Black power, suffering and the fight for justice took centre stage at the BET awards on Sunday, the first Black celebrity event in the U.S. since nationwide mass protests broke out this month over systemic racism. The show, which celebrates Black excellence in music, film, sports and philanthropy, was filled with speeches, songs, images of […]
Black power, suffering and the fight for justice took centre stage at the BET awards on Sunday, the first Black celebrity event in the U.S. since nationwide mass protests broke out this month over systemic racism.
The show, which celebrates Black excellence in music, film, sports and philanthropy, was filled with speeches, songs, images of protests and the names of dozens of Black men and women who have died at the hands of police in recent years.
The BET Awards was established in 2001 by the Black Entertainment Television network to celebrate African Americans and other American minorities in music, acting, sports, and other fields of entertainment over the past year.
Beyonce, who was given a humanitarian award by former U.S. first lady Michelle Obama for her charitable initiatives, urged the Black community to use its vote in upcoming U.S. elections to dismantle “racist and unequal systems.”
“We have to vote like our life depends on it, because it does,” the singer said.
The awards show, broadcast live for the first time in its 20-year history on America’s mainstream CBS channel, featured commercials from the likes of Coca-Cola, Ford, Nissan, P&G, L’Oreal and Facebook that both celebrated the achievements of Black people and highlighted the challenges they face.
A remixed version of veteran New York rap group Public Enemy’s 1989 anthem “Fight the Power,” featuring photos of this month’s street protests, opened the show, whose slogan was “Our culture can’t be canceled.”
Da Baby’s performance of “Rockstar” began with the rapper singing while lying on the ground under the knee of a police officer, in a recreation of last month’s arrest and death of George Floyd in Minneapolis that sparked the protests.
Newcomer Roddy Ricch wore a “Black Lives Matter” shirt, John Legend played his ballad, “We Will Never Break,” and Alicia Keys sang an emotional new song, “Perfect Way to Die,” about the black lives lost over the decades.
The show was a mix of pre-recorded performances and virtual appearances because of the coronavirus pandemic that shut down production of television shows in mid-March.
Awards went to Ricch’s “Please Excuse Me for Being Anti-Social,” which won album of the year, Megan Thee Stallion for best female hip-hop artist and Lizzo was named best female R&B/pop artist.
Gymnast Simone Biles and basketball star LeBron James were named sportswoman and man of the year respectively.
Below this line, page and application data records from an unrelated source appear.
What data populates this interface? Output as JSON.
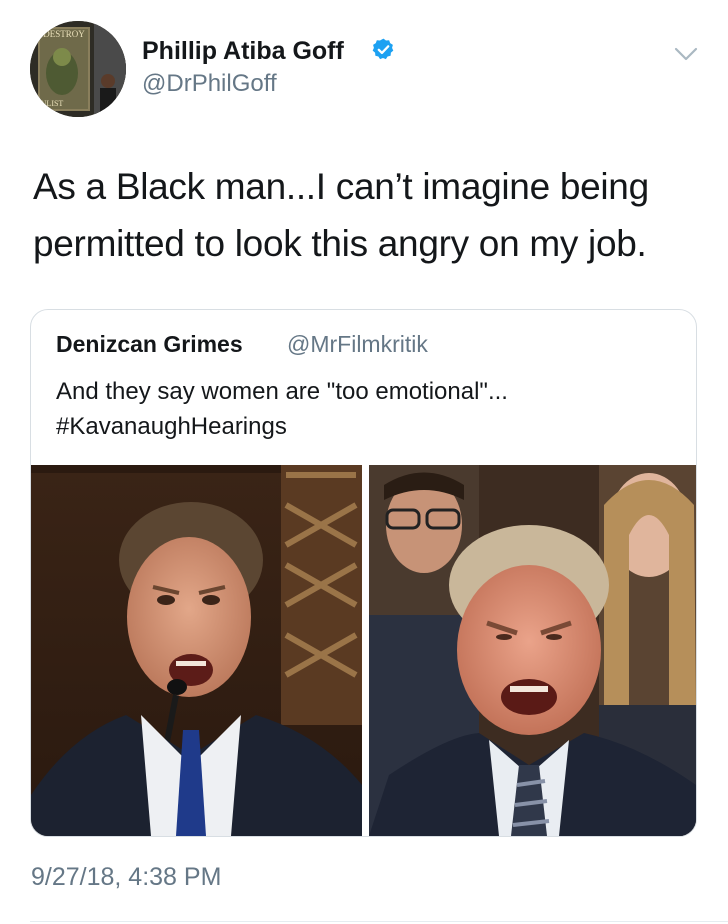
{
  "author": {
    "display_name": "Phillip Atiba Goff",
    "handle": "@DrPhilGoff",
    "verified": true,
    "avatar_icon": "avatar-photo",
    "avatar_poster_text": "DESTROY",
    "avatar_poster_text_bottom": "NLIST"
  },
  "tweet": {
    "text": "As a Black man...I can’t imagine being permitted to look this angry on my job.",
    "timestamp": "9/27/18, 4:38 PM"
  },
  "quoted_tweet": {
    "display_name": "Denizcan Grimes",
    "handle": "@MrFilmkritik",
    "text_line1": "And they say women are \"too emotional\"...",
    "text_line2": "#KavanaughHearings",
    "media": [
      {
        "icon": "photo-angry-man-microphone"
      },
      {
        "icon": "photo-angry-man-shouting"
      }
    ]
  },
  "colors": {
    "text": "#14171a",
    "secondary": "#657786",
    "verified_blue": "#1da1f2",
    "border": "#d8dee3"
  }
}
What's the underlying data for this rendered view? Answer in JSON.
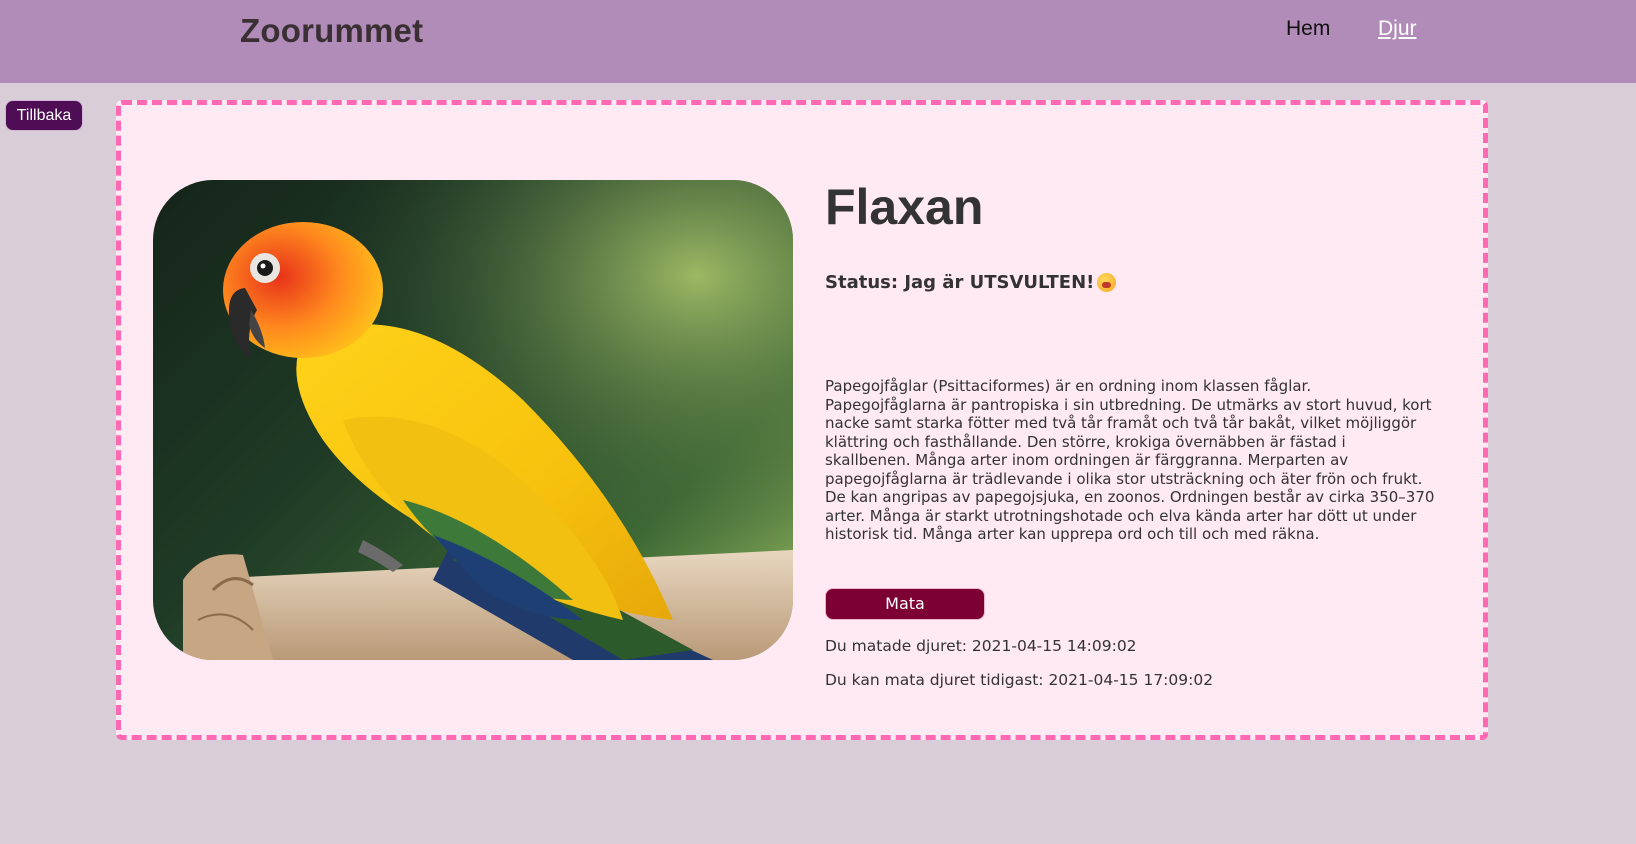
{
  "header": {
    "brand": "Zoorummet",
    "nav": [
      {
        "label": "Hem"
      },
      {
        "label": "Djur"
      }
    ]
  },
  "back_button": "Tillbaka",
  "animal": {
    "name": "Flaxan",
    "status": "Status: Jag är UTSVULTEN!",
    "status_icon": "hungry-face-emoji",
    "image_alt": "parrot-photo",
    "description": "Papegojfåglar (Psittaciformes) är en ordning inom klassen fåglar. Papegojfåglarna är pantropiska i sin utbredning. De utmärks av stort huvud, kort nacke samt starka fötter med två tår framåt och två tår bakåt, vilket möjliggör klättring och fasthållande. Den större, krokiga övernäbben är fästad i skallbenen. Många arter inom ordningen är färggranna. Merparten av papegojfåglarna är trädlevande i olika stor utsträckning och äter frön och frukt. De kan angripas av papegojsjuka, en zoonos. Ordningen består av cirka 350–370 arter. Många är starkt utrotningshotade och elva kända arter har dött ut under historisk tid. Många arter kan upprepa ord och till och med räkna.",
    "feed_button": "Mata",
    "fed_text": "Du matade djuret: 2021-04-15 14:09:02",
    "next_feed_text": "Du kan mata djuret tidigast: 2021-04-15 17:09:02"
  },
  "colors": {
    "header_bg": "#b28cb9",
    "page_bg": "#d9cdd8",
    "card_bg": "#ffeaf4",
    "card_border": "#ff69b4",
    "back_button_bg": "#4e0d54",
    "feed_button_bg": "#7c0033"
  }
}
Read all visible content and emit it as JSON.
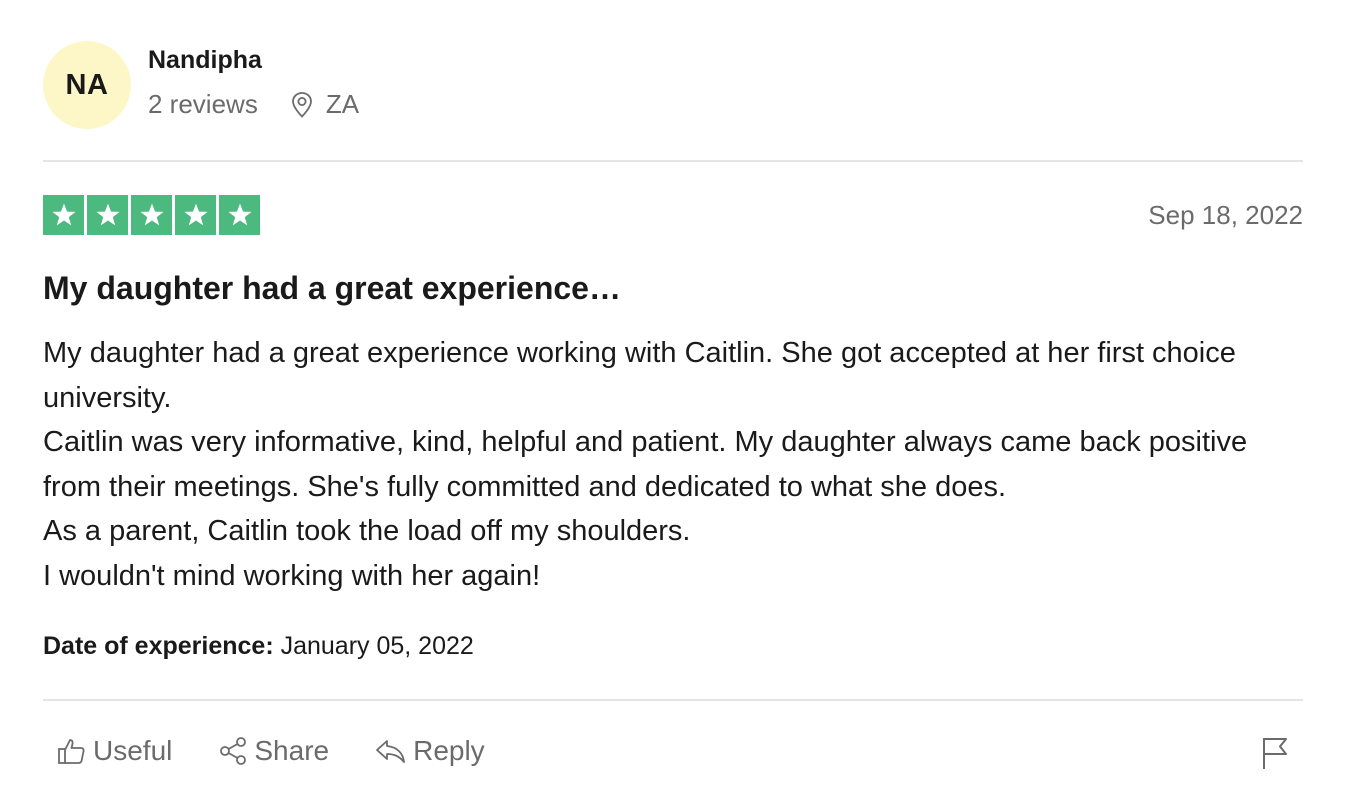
{
  "reviewer": {
    "initials": "NA",
    "name": "Nandipha",
    "reviews_count": "2 reviews",
    "location": "ZA",
    "avatar_color": "#fdf7c8"
  },
  "review": {
    "rating": 5,
    "max_rating": 5,
    "star_color": "#4cba7e",
    "date": "Sep 18, 2022",
    "title": "My daughter had a great experience…",
    "paragraphs": [
      "My daughter had a great experience working with Caitlin. She got accepted at her first choice university.",
      "Caitlin was very informative, kind, helpful and patient. My daughter always came back positive from their meetings. She's fully committed and dedicated to what she does.",
      "As a parent, Caitlin took the load off my shoulders.",
      "I wouldn't mind working with her again!"
    ],
    "experience_label": "Date of experience:",
    "experience_date": "January 05, 2022"
  },
  "actions": {
    "useful_label": "Useful",
    "share_label": "Share",
    "reply_label": "Reply"
  },
  "icons": {
    "location": "location-pin-icon",
    "useful": "thumbs-up-icon",
    "share": "share-icon",
    "reply": "reply-icon",
    "flag": "flag-icon"
  }
}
Nigerian musician Burna Boy was named best international act.